i grew up in a coastal village – only just a bit bigger than yellow springs – dominated by two industries: the puget sound naval shipyard and the united states navy. neither my friends nor i were interested in either. we weren’t interested in much the northwest offered. it might be one of the most beautiful landscapes in north america, but all those fir trees and mountains literally blot out the horizon. you hear northwestern depression blamed on the weather – don’t believe a word of it. it’s a strange thing to be from a place in which you can’t see very far into the distance. it fucks with your sense of perspective. we used to all pile into bee’s car — she had a license and the wheels — and not wanting to be home and with no place to go, we simply drove around all night long, around and through the pitch black forest roads listening to dark music. early robert smith and ian curtis were our staple singers, but there was also siouxsie, peter murphy, dave gahan, alison moyet, shane macgowan, joe strummer. it’s not surprising we listened to a lot of david bowie, but also lou reed. i’m not sure who decided it was cool, but the entire twisted, magnificent and sobering ouvre of lou reed crept into our hearts and took possession of whatever warmth we had to offer. of course, we didn’t just drive around. there was drugs and liquor and sex and vandalism. there were suicidal ideations and friendships you believed could never be broken. there were promises and heartaches. jealousies and respect. secrets and lies. confessions and trust. they were dramatic days and heady times. every little thing seemed to matter, and everything was something to get riled up about. that’s what happens when what you really want to do is to be some place else, just we didn’t know how get there. the car, the tape deck, the cassettes passed around, the people loved, and all the songs long since lost to memories.

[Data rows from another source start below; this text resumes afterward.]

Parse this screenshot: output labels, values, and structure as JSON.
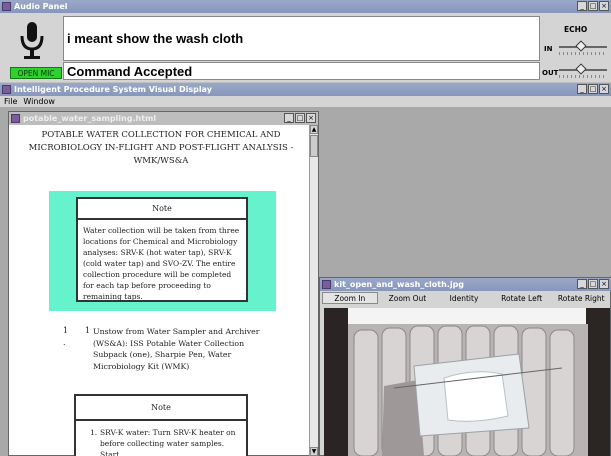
{
  "audio_panel": {
    "title": "Audio Panel",
    "heard_text": "i meant show the wash cloth",
    "status_text": "Command Accepted",
    "open_mic_label": "OPEN MIC",
    "echo_label": "ECHO",
    "in_label": "IN",
    "out_label": "OUT",
    "in_level": 0.45,
    "out_level": 0.45
  },
  "main_window": {
    "title": "Intelligent Procedure System Visual Display",
    "menu": [
      "File",
      "Window"
    ]
  },
  "doc_window": {
    "title": "potable_water_sampling.html",
    "heading": "POTABLE WATER COLLECTION FOR CHEMICAL AND MICROBIOLOGY IN-FLIGHT AND POST-FLIGHT ANALYSIS - WMK/WS&A",
    "note1_label": "Note",
    "note1_text": "Water collection will be taken from three locations for Chemical and Microbiology analyses: SRV-K (hot water tap), SRV-K (cold water tap) and SVO-ZV. The entire collection procedure will be completed for each tap before proceeding to remaining taps.",
    "step_number": "1",
    "step_sub": "1",
    "step_text": "Unstow from Water Sampler and Archiver (WS&A): ISS Potable Water Collection Subpack (one), Sharpie Pen, Water Microbiology Kit (WMK)",
    "note2_label": "Note",
    "note2_item": "1.",
    "note2_text": "SRV-K water: Turn SRV-K heater on before collecting water samples. Start"
  },
  "image_window": {
    "title": "kit_open_and_wash_cloth.jpg",
    "toolbar": [
      "Zoom In",
      "Zoom Out",
      "Identity",
      "Rotate Left",
      "Rotate Right"
    ]
  },
  "colors": {
    "accent_teal": "#66f2cc",
    "open_mic_green": "#2fd12f"
  }
}
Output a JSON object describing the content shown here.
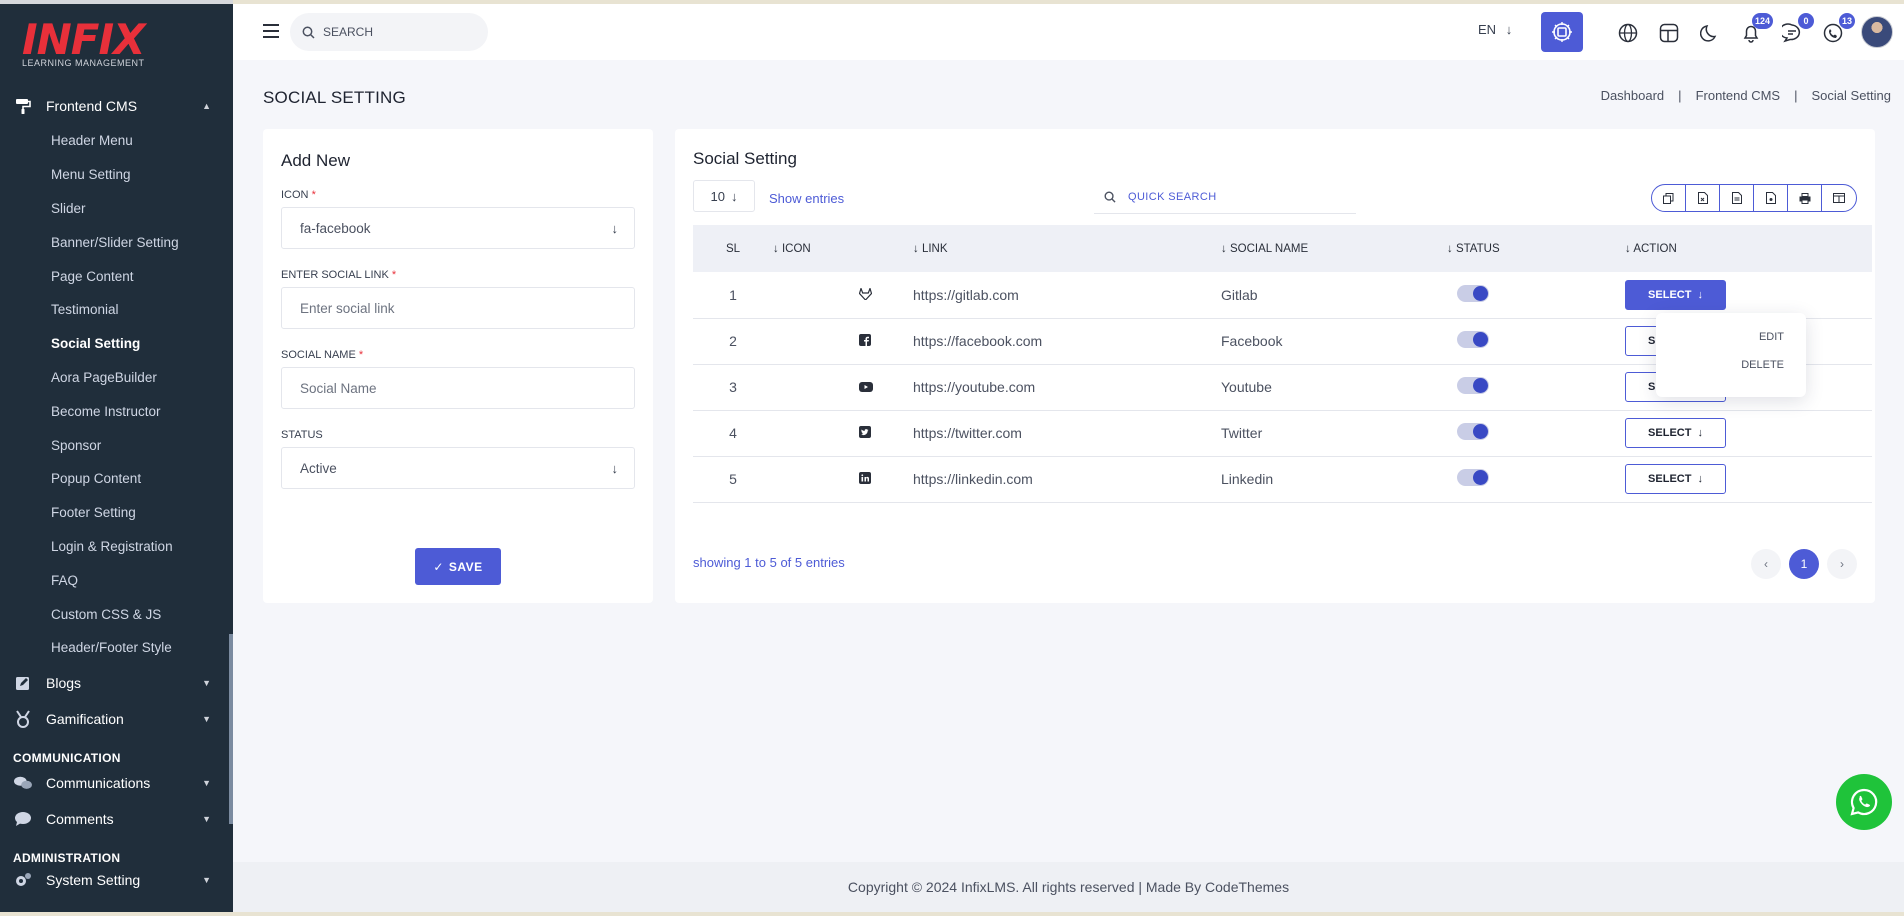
{
  "brand": {
    "logo": "INFIX",
    "tagline": "LEARNING MANAGEMENT"
  },
  "sidebar": {
    "group_frontend": "Frontend CMS",
    "items": [
      "Header Menu",
      "Menu Setting",
      "Slider",
      "Banner/Slider Setting",
      "Page Content",
      "Testimonial",
      "Social Setting",
      "Aora PageBuilder",
      "Become Instructor",
      "Sponsor",
      "Popup Content",
      "Footer Setting",
      "Login & Registration",
      "FAQ",
      "Custom CSS & JS",
      "Header/Footer Style"
    ],
    "active_item": "Social Setting",
    "group_blogs": "Blogs",
    "group_gamification": "Gamification",
    "section_communication": "COMMUNICATION",
    "group_communications": "Communications",
    "group_comments": "Comments",
    "section_administration": "ADMINISTRATION",
    "group_system": "System Setting"
  },
  "topbar": {
    "search_placeholder": "SEARCH",
    "language": "EN",
    "notifications_count": "124",
    "messages_count": "0",
    "calls_count": "13"
  },
  "page": {
    "title": "SOCIAL SETTING",
    "breadcrumb": [
      "Dashboard",
      "Frontend CMS",
      "Social Setting"
    ]
  },
  "form": {
    "title": "Add New",
    "icon_label": "ICON",
    "icon_value": "fa-facebook",
    "link_label": "ENTER SOCIAL LINK",
    "link_placeholder": "Enter social link",
    "name_label": "SOCIAL NAME",
    "name_placeholder": "Social Name",
    "status_label": "STATUS",
    "status_value": "Active",
    "save_label": "SAVE",
    "required_mark": "*"
  },
  "table": {
    "title": "Social Setting",
    "page_size": "10",
    "show_entries": "Show entries",
    "quick_search": "QUICK SEARCH",
    "columns": [
      "SL",
      "ICON",
      "LINK",
      "SOCIAL NAME",
      "STATUS",
      "ACTION"
    ],
    "rows": [
      {
        "sl": "1",
        "icon": "gitlab-icon",
        "link": "https://gitlab.com",
        "name": "Gitlab",
        "status": true
      },
      {
        "sl": "2",
        "icon": "facebook-icon",
        "link": "https://facebook.com",
        "name": "Facebook",
        "status": true
      },
      {
        "sl": "3",
        "icon": "youtube-icon",
        "link": "https://youtube.com",
        "name": "Youtube",
        "status": true
      },
      {
        "sl": "4",
        "icon": "twitter-icon",
        "link": "https://twitter.com",
        "name": "Twitter",
        "status": true
      },
      {
        "sl": "5",
        "icon": "linkedin-icon",
        "link": "https://linkedin.com",
        "name": "Linkedin",
        "status": true
      }
    ],
    "select_label": "SELECT",
    "dropdown_items": [
      "EDIT",
      "DELETE"
    ],
    "entries_info": "showing 1 to 5 of 5 entries",
    "current_page": "1"
  },
  "footer": {
    "text": "Copyright © 2024 InfixLMS. All rights reserved | Made By CodeThemes"
  },
  "colors": {
    "accent": "#4d5bd6",
    "sidebar": "#202e3b",
    "brand_red": "#e8303a",
    "whatsapp": "#1fc33a"
  }
}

unless you grow your own or are friends with a farmer with a sense of humor, you never see a potato or a carrot like these beauts. that’s unfortunate. in our modern mediated globelife we decry fakery in all it’s forms. no matter the field — consuming, political or social — we demand a semblance of honesty. and yet we also require the best, from everything and everyone. no matter the nature of things, we believe it’s natural that some things won’t make the cut. at some point fairness, candor, probity, bluntness, and integrity take a back seat to whatever we deem fine, fitting and just. easier on the eyes and all that. there are times though when it’s just plain considerate to pull back the veil to see a bit of what goes on when we aren’t looking.



Father Pinkney’s preparation for very bad sore eyes: Castile soap, scraped fine, and half the quan­tity of very finely pul­ver­ized chalk; wet them up to a paste with strong juice of tobacco; when desired to apply to the eye, drop two or three drops of brandy into the box of paste; then take out a bit of it where the brandy was dropped, equal in size to the fourth of a grain of wheat, to the dis­eased eye; wet it on a bit of glass, and put into the eye with a camel’s hair pencil.

Apply twice daily at first, and from that to only once in two days, for from one to two weeks, will, and has cured wretched bad cases, so says Father Pinkney, of Wayne Co, Michi­gan, who has used it over fifty years, he being over ninety years of age. His only object in giv­ing it an inser­tion here is to do good to his fel­low crea­tures; and also for ani­mals, it being equally applic­a­ble to horses or cattle.

– from Dr. Chase’s recipes; or, Infor­ma­tion for every­body: an invalu­able col­lec­tion of about eight hun­dred prac­ti­cal recipes